### Supplied information

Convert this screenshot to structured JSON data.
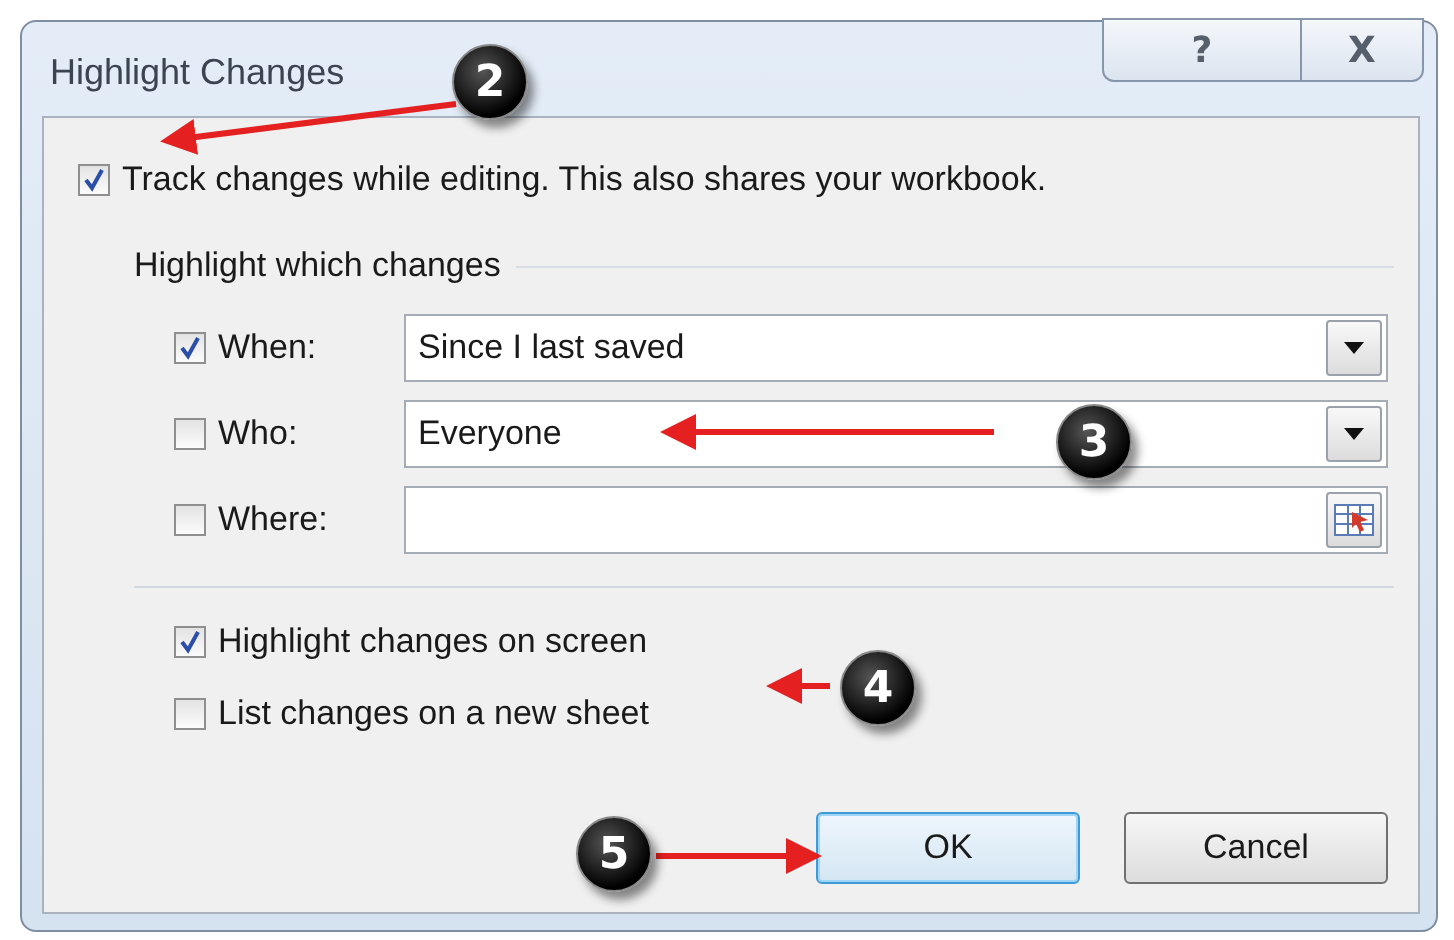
{
  "window": {
    "title": "Highlight Changes",
    "buttons": [
      "?",
      "X"
    ]
  },
  "track_changes": {
    "label": "Track changes while editing. This also shares your workbook.",
    "checked": true
  },
  "group": {
    "title": "Highlight which changes",
    "rows": [
      {
        "label": "When:",
        "checked": true,
        "kind": "dropdown",
        "value": "Since I last saved"
      },
      {
        "label": "Who:",
        "checked": false,
        "kind": "dropdown",
        "value": "Everyone"
      },
      {
        "label": "Where:",
        "checked": false,
        "kind": "range"
      }
    ]
  },
  "options": [
    {
      "label": "Highlight changes on screen",
      "checked": true
    },
    {
      "label": "List changes on a new sheet",
      "checked": false
    }
  ],
  "buttons": [
    {
      "label": "OK",
      "default": true
    },
    {
      "label": "Cancel",
      "default": false
    }
  ],
  "callouts": [
    {
      "label": "2"
    },
    {
      "label": "3"
    },
    {
      "label": "4"
    },
    {
      "label": "5"
    }
  ]
}
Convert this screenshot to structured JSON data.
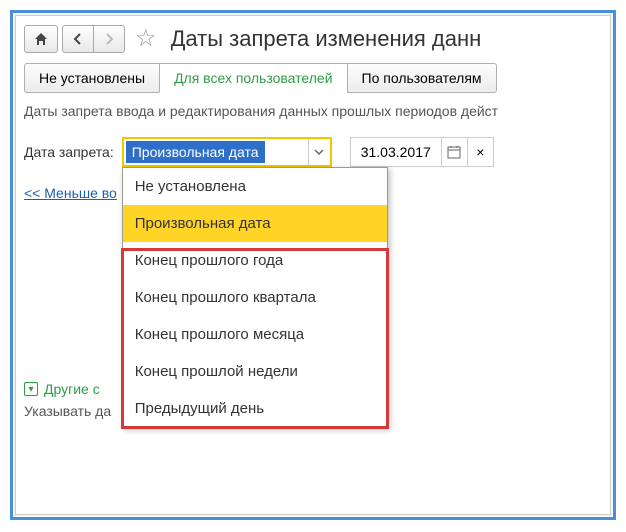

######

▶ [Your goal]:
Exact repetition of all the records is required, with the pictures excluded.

▶ [Solved exercise]:
Convert this screenshot to structured JSON data.
{
  "window": {
    "title": "Highlight Changes",
    "buttons": [
      "?",
      "X"
    ]
  },
  "track_changes": {
    "label": "Track changes while editing. This also shares your workbook.",
    "checked": true
  },
  "group": {
    "title": "Highlight which changes",
    "rows": [
      {
        "label": "When:",
        "checked": true,
        "kind": "dropdown",
        "value": "Since I last saved"
      },
      {
        "label": "Who:",
        "checked": false,
        "kind": "dropdown",
        "value": "Everyone"
      },
      {
        "label": "Where:",
        "checked": false,
        "kind": "range"
      }
    ]
  },
  "options": [
    {
      "label": "Highlight changes on screen",
      "checked": true
    },
    {
      "label": "List changes on a new sheet",
      "checked": false
    }
  ],
  "buttons": [
    {
      "label": "OK",
      "default": true
    },
    {
      "label": "Cancel",
      "default": false
    }
  ],
  "callouts": [
    {
      "label": "2"
    },
    {
      "label": "3"
    },
    {
      "label": "4"
    },
    {
      "label": "5"
    }
  ]
}
Convert this screenshot to structured JSON data.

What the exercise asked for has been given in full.